What you need to do - Copy whichever lines of the data hold the word "value".
(Records for this task)
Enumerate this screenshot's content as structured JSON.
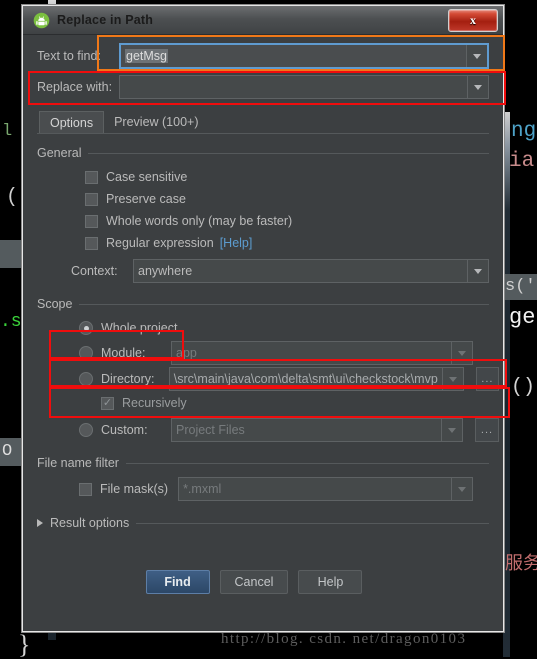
{
  "window": {
    "title": "Replace in Path",
    "app_icon": "android-studio-icon",
    "close_label": "x"
  },
  "find_field": {
    "label_pre": "Text to ",
    "label_accel": "fi",
    "label_post": "nd:",
    "label_full": "Text to find:",
    "value": "getMsg",
    "selected": true
  },
  "replace_field": {
    "label_full": "Replace with:",
    "value": "",
    "placeholder": ""
  },
  "tabs": [
    {
      "label": "Options",
      "active": true
    },
    {
      "label": "Preview (100+)",
      "active": false
    }
  ],
  "general": {
    "title": "General",
    "checkboxes": [
      {
        "label": "Case sensitive",
        "checked": false
      },
      {
        "label": "Preserve case",
        "checked": false
      },
      {
        "label": "Whole words only (may be faster)",
        "checked": false
      },
      {
        "label": "Regular expression",
        "checked": false,
        "link": "[Help]"
      }
    ],
    "context": {
      "label": "Context:",
      "value": "anywhere"
    }
  },
  "scope": {
    "title": "Scope",
    "whole_project": {
      "label": "Whole project",
      "selected": true
    },
    "module": {
      "label": "Module:",
      "selected": false,
      "value": "app"
    },
    "directory": {
      "label": "Directory:",
      "selected": false,
      "value": "\\src\\main\\java\\com\\delta\\smt\\ui\\checkstock\\mvp",
      "browse": "..."
    },
    "recursively": {
      "label": "Recursively",
      "checked": true
    },
    "custom": {
      "label": "Custom:",
      "selected": false,
      "value": "Project Files",
      "browse": "..."
    }
  },
  "file_filter": {
    "title": "File name filter",
    "mask": {
      "label": "File mask(s)",
      "checked": false,
      "value": "*.mxml"
    }
  },
  "result_options": {
    "label": "Result options",
    "expanded": false
  },
  "buttons": {
    "find": "Find",
    "cancel": "Cancel",
    "help": "Help"
  },
  "background": {
    "watermark": "http://blog. csdn. net/dragon0103",
    "brace": "}",
    "left_fragments": [
      "l",
      "(",
      ".s",
      "O"
    ],
    "right_fragments": [
      "ng",
      "ia",
      "s('",
      "ge",
      "()",
      "服务"
    ]
  },
  "annotations": {
    "orange_find_field": "highlight-text-to-find",
    "red_replace_field": "highlight-replace-with",
    "red_whole_project": "highlight-whole-project",
    "red_module": "highlight-module",
    "red_directory": "highlight-directory"
  },
  "colors": {
    "dialog_bg": "#3c3f41",
    "accent_red": "#f00d0d",
    "accent_orange": "#f07818",
    "link_blue": "#5c9ccf",
    "focus_blue": "#5f9bd0"
  }
}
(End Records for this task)
Output -
    "value": "getMsg",
    "value": "",
      "value": "anywhere"
      "value": "app"
      "value": "\\src\\main\\java\\com\\delta\\smt\\ui\\checkstock\\mvp",
      "value": "Project Files",
      "value": "*.mxml"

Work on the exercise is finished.